╭─ Given records
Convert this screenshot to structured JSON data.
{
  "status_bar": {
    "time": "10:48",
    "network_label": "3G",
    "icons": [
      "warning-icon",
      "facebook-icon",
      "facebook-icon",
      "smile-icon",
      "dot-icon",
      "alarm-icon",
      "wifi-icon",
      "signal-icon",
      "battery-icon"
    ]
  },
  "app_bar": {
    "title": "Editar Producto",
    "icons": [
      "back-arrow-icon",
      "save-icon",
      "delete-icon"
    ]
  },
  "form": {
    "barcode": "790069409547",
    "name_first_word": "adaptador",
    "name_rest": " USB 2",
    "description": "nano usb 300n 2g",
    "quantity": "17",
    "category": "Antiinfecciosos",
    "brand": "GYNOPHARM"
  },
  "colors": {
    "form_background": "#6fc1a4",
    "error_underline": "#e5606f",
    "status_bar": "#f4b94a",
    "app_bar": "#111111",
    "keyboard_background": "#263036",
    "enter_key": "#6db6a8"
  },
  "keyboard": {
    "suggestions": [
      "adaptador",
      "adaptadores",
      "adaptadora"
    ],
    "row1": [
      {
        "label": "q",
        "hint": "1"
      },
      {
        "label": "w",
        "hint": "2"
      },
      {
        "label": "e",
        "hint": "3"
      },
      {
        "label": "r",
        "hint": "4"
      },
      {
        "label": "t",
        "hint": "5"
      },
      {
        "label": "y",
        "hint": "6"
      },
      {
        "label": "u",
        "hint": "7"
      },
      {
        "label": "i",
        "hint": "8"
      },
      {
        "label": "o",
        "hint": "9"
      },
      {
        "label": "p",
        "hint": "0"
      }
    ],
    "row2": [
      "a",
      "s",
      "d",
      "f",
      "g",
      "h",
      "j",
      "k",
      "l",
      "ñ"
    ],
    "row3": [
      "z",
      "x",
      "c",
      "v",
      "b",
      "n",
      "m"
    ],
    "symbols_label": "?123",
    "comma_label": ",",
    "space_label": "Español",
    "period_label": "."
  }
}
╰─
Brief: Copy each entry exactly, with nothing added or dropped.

Exercise result:
Convert this screenshot to structured JSON data.
{
  "status_bar": {
    "time": "10:48",
    "network_label": "3G",
    "icons": [
      "warning-icon",
      "facebook-icon",
      "facebook-icon",
      "smile-icon",
      "dot-icon",
      "alarm-icon",
      "wifi-icon",
      "signal-icon",
      "battery-icon"
    ]
  },
  "app_bar": {
    "title": "Editar Producto",
    "icons": [
      "back-arrow-icon",
      "save-icon",
      "delete-icon"
    ]
  },
  "form": {
    "barcode": "790069409547",
    "name_first_word": "adaptador",
    "name_rest": " USB 2",
    "description": "nano usb 300n 2g",
    "quantity": "17",
    "category": "Antiinfecciosos",
    "brand": "GYNOPHARM"
  },
  "colors": {
    "form_background": "#6fc1a4",
    "error_underline": "#e5606f",
    "status_bar": "#f4b94a",
    "app_bar": "#111111",
    "keyboard_background": "#263036",
    "enter_key": "#6db6a8"
  },
  "keyboard": {
    "suggestions": [
      "adaptador",
      "adaptadores",
      "adaptadora"
    ],
    "row1": [
      {
        "label": "q",
        "hint": "1"
      },
      {
        "label": "w",
        "hint": "2"
      },
      {
        "label": "e",
        "hint": "3"
      },
      {
        "label": "r",
        "hint": "4"
      },
      {
        "label": "t",
        "hint": "5"
      },
      {
        "label": "y",
        "hint": "6"
      },
      {
        "label": "u",
        "hint": "7"
      },
      {
        "label": "i",
        "hint": "8"
      },
      {
        "label": "o",
        "hint": "9"
      },
      {
        "label": "p",
        "hint": "0"
      }
    ],
    "row2": [
      "a",
      "s",
      "d",
      "f",
      "g",
      "h",
      "j",
      "k",
      "l",
      "ñ"
    ],
    "row3": [
      "z",
      "x",
      "c",
      "v",
      "b",
      "n",
      "m"
    ],
    "symbols_label": "?123",
    "comma_label": ",",
    "space_label": "Español",
    "period_label": "."
  }
}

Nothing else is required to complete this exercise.